#### What you should do
The copy you return must begin at the line containing "Serialize everything readable" and end at the final line of the listing below, with every picture left out.
↓
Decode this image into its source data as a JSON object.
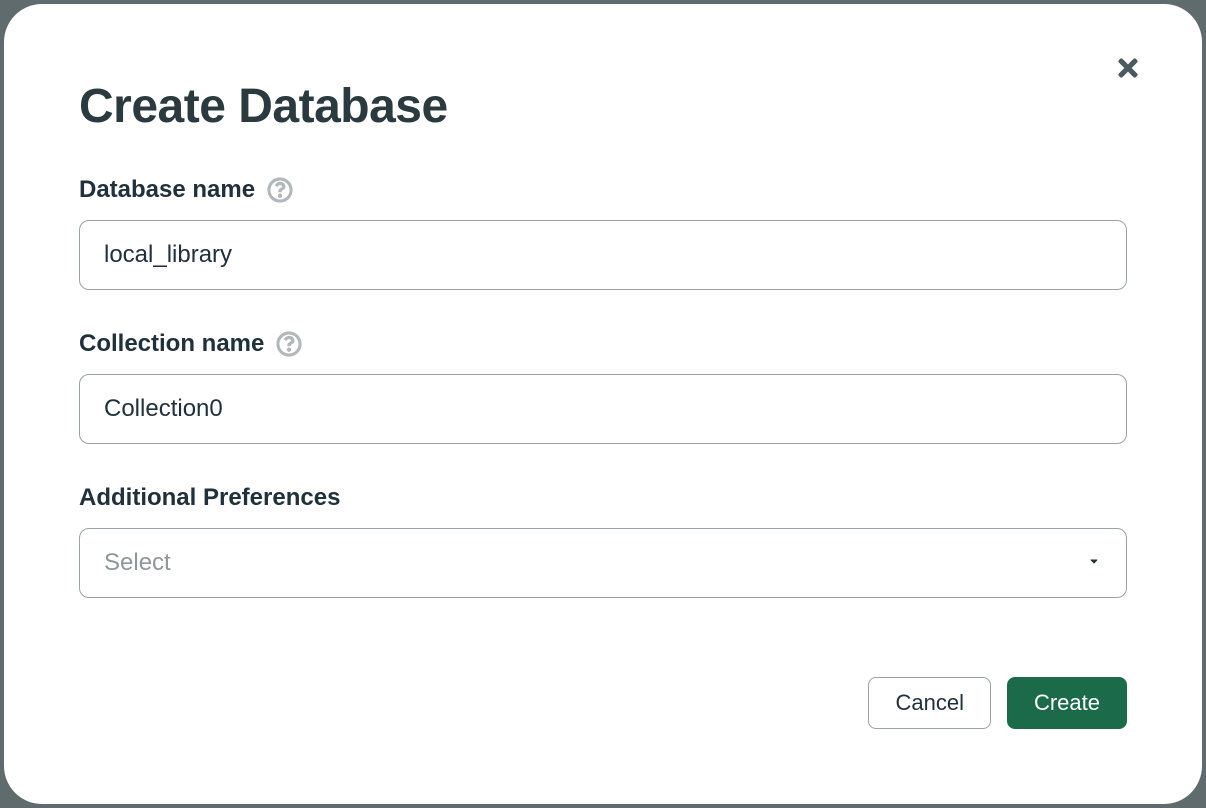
{
  "modal": {
    "title": "Create Database",
    "fields": {
      "database": {
        "label": "Database name",
        "value": "local_library"
      },
      "collection": {
        "label": "Collection name",
        "value": "Collection0"
      },
      "preferences": {
        "label": "Additional Preferences",
        "placeholder": "Select"
      }
    },
    "buttons": {
      "cancel": "Cancel",
      "create": "Create"
    }
  }
}
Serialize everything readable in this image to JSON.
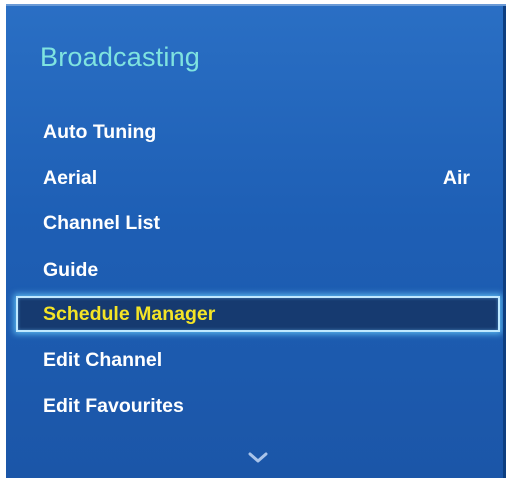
{
  "menu": {
    "title": "Broadcasting",
    "items": [
      {
        "label": "Auto Tuning",
        "value": ""
      },
      {
        "label": "Aerial",
        "value": "Air"
      },
      {
        "label": "Channel List",
        "value": ""
      },
      {
        "label": "Guide",
        "value": ""
      },
      {
        "label": "Schedule Manager",
        "value": ""
      },
      {
        "label": "Edit Channel",
        "value": ""
      },
      {
        "label": "Edit Favourites",
        "value": ""
      }
    ],
    "selected_index": 4,
    "more_icon": "chevron-down-icon"
  },
  "colors": {
    "panel_bg": "#1e5fb5",
    "title_text": "#7fe3e0",
    "selected_text": "#f4e426",
    "selected_bg": "#163a70",
    "selected_border": "#bfe9ff"
  }
}
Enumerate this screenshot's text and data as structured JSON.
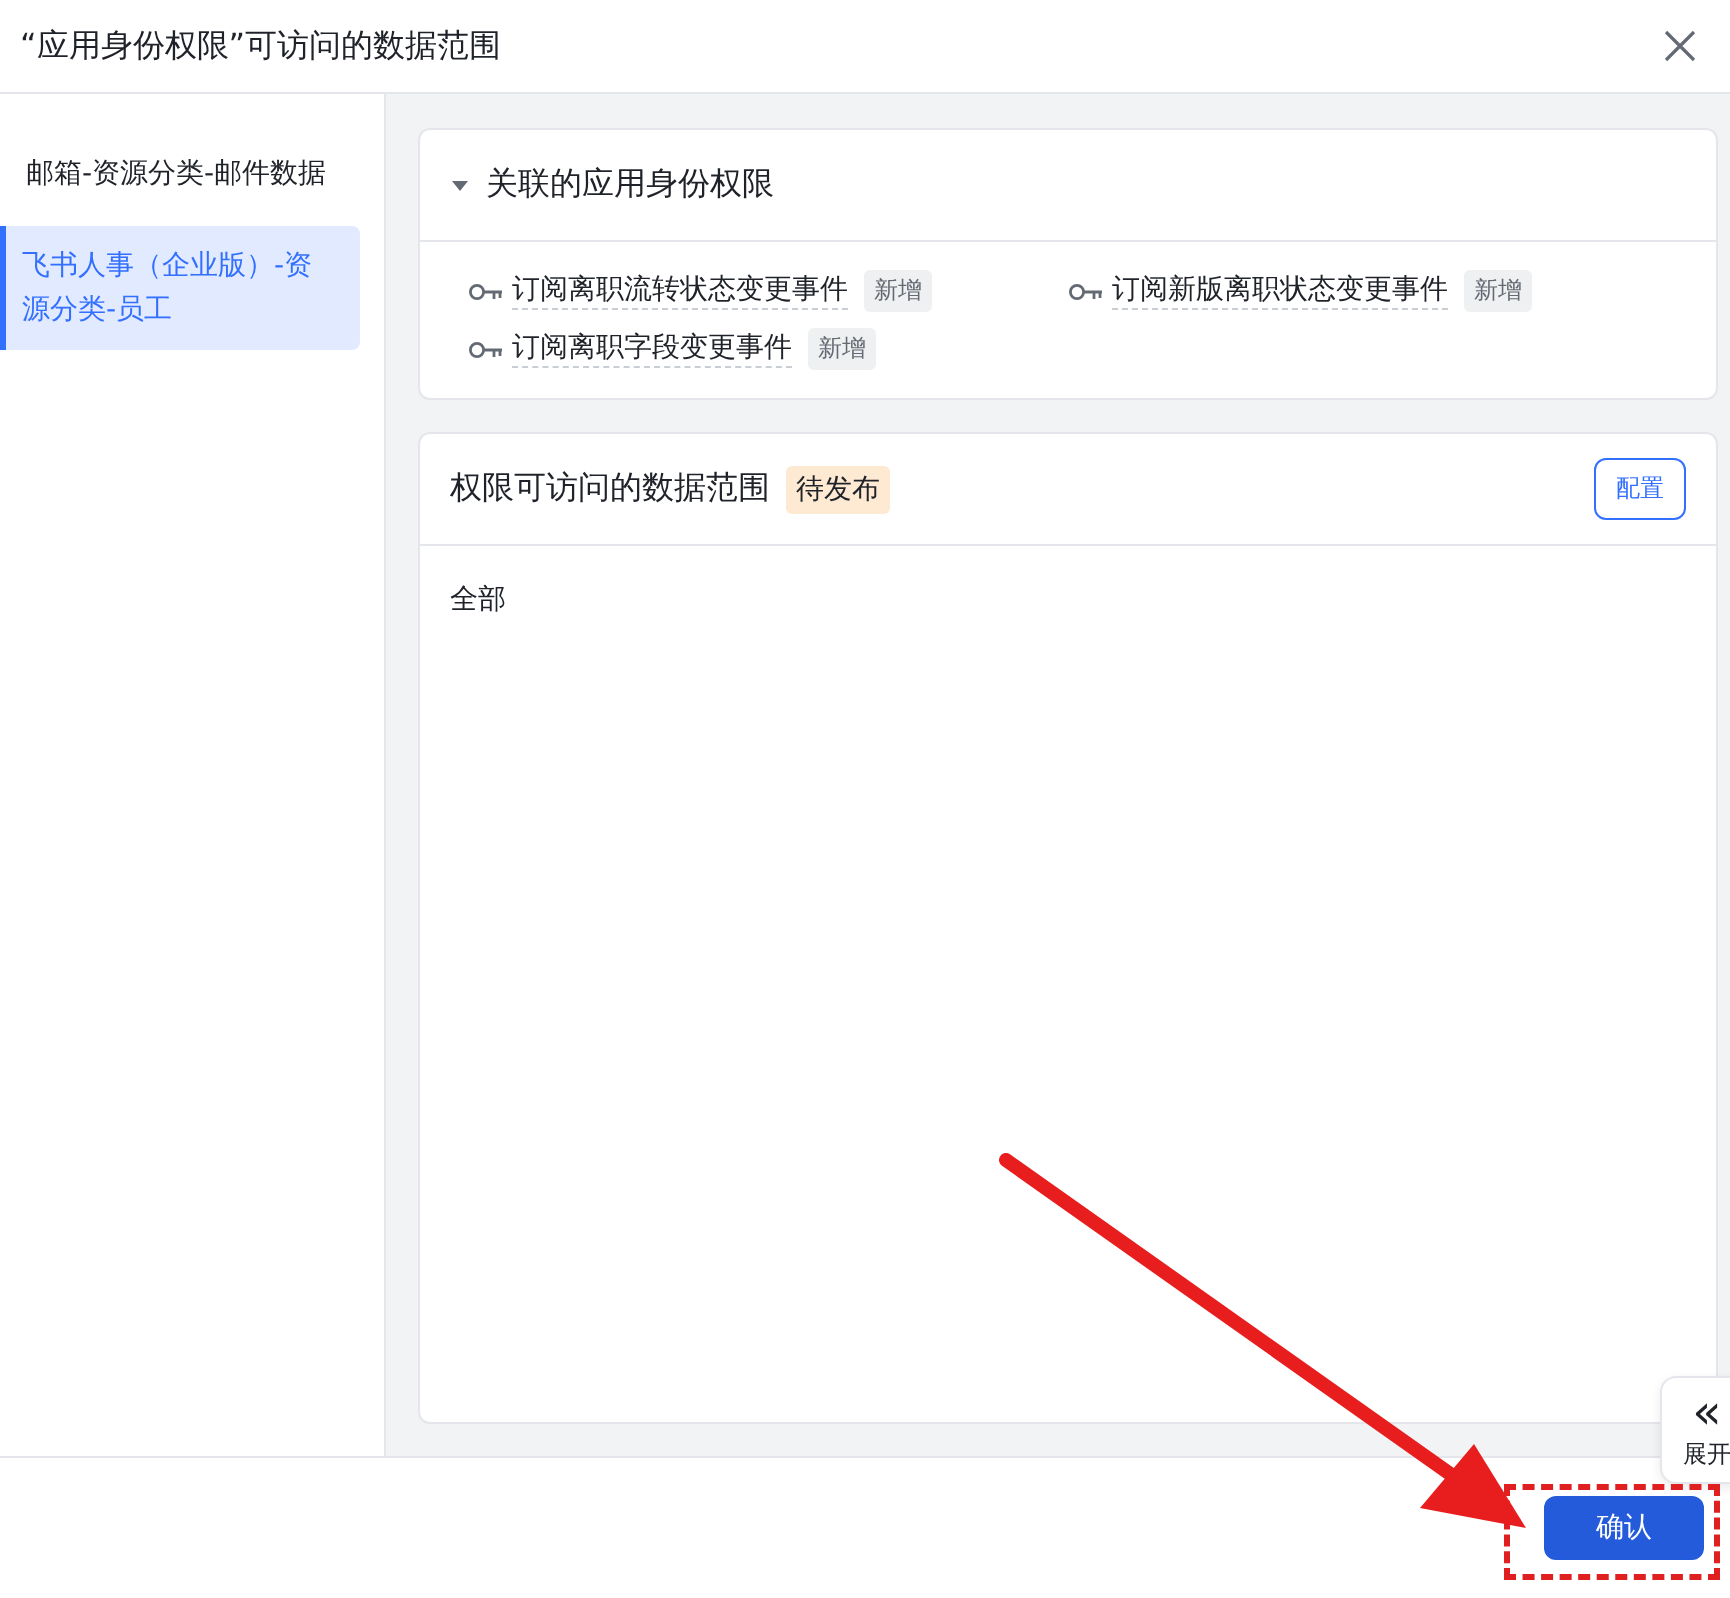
{
  "dialog": {
    "title": "“应用身份权限”可访问的数据范围"
  },
  "sidebar": {
    "items": [
      {
        "label": "邮箱-资源分类-邮件数据",
        "selected": false
      },
      {
        "label": "飞书人事（企业版）-资源分类-员工",
        "selected": true
      }
    ]
  },
  "related_card": {
    "title": "关联的应用身份权限",
    "expanded": true,
    "permissions": [
      {
        "label": "订阅离职流转状态变更事件",
        "tag": "新增"
      },
      {
        "label": "订阅新版离职状态变更事件",
        "tag": "新增"
      },
      {
        "label": "订阅离职字段变更事件",
        "tag": "新增"
      }
    ]
  },
  "scope_card": {
    "title": "权限可访问的数据范围",
    "status": "待发布",
    "config_button": "配置",
    "value": "全部"
  },
  "expand_tab": {
    "icon": "«",
    "label": "展开"
  },
  "footer": {
    "confirm_button": "确认"
  }
}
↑
#### Task result
Serialize everything readable in this image to JSON.
{
  "menu": {
    "title": "Broadcasting",
    "items": [
      {
        "label": "Auto Tuning",
        "value": ""
      },
      {
        "label": "Aerial",
        "value": "Air"
      },
      {
        "label": "Channel List",
        "value": ""
      },
      {
        "label": "Guide",
        "value": ""
      },
      {
        "label": "Schedule Manager",
        "value": ""
      },
      {
        "label": "Edit Channel",
        "value": ""
      },
      {
        "label": "Edit Favourites",
        "value": ""
      }
    ],
    "selected_index": 4,
    "more_icon": "chevron-down-icon"
  },
  "colors": {
    "panel_bg": "#1e5fb5",
    "title_text": "#7fe3e0",
    "selected_text": "#f4e426",
    "selected_bg": "#163a70",
    "selected_border": "#bfe9ff"
  }
}
Enumerate this screenshot's text and data as structured JSON.
{
  "dialog": {
    "title": "“应用身份权限”可访问的数据范围"
  },
  "sidebar": {
    "items": [
      {
        "label": "邮箱-资源分类-邮件数据",
        "selected": false
      },
      {
        "label": "飞书人事（企业版）-资源分类-员工",
        "selected": true
      }
    ]
  },
  "related_card": {
    "title": "关联的应用身份权限",
    "expanded": true,
    "permissions": [
      {
        "label": "订阅离职流转状态变更事件",
        "tag": "新增"
      },
      {
        "label": "订阅新版离职状态变更事件",
        "tag": "新增"
      },
      {
        "label": "订阅离职字段变更事件",
        "tag": "新增"
      }
    ]
  },
  "scope_card": {
    "title": "权限可访问的数据范围",
    "status": "待发布",
    "config_button": "配置",
    "value": "全部"
  },
  "expand_tab": {
    "icon": "«",
    "label": "展开"
  },
  "footer": {
    "confirm_button": "确认"
  }
}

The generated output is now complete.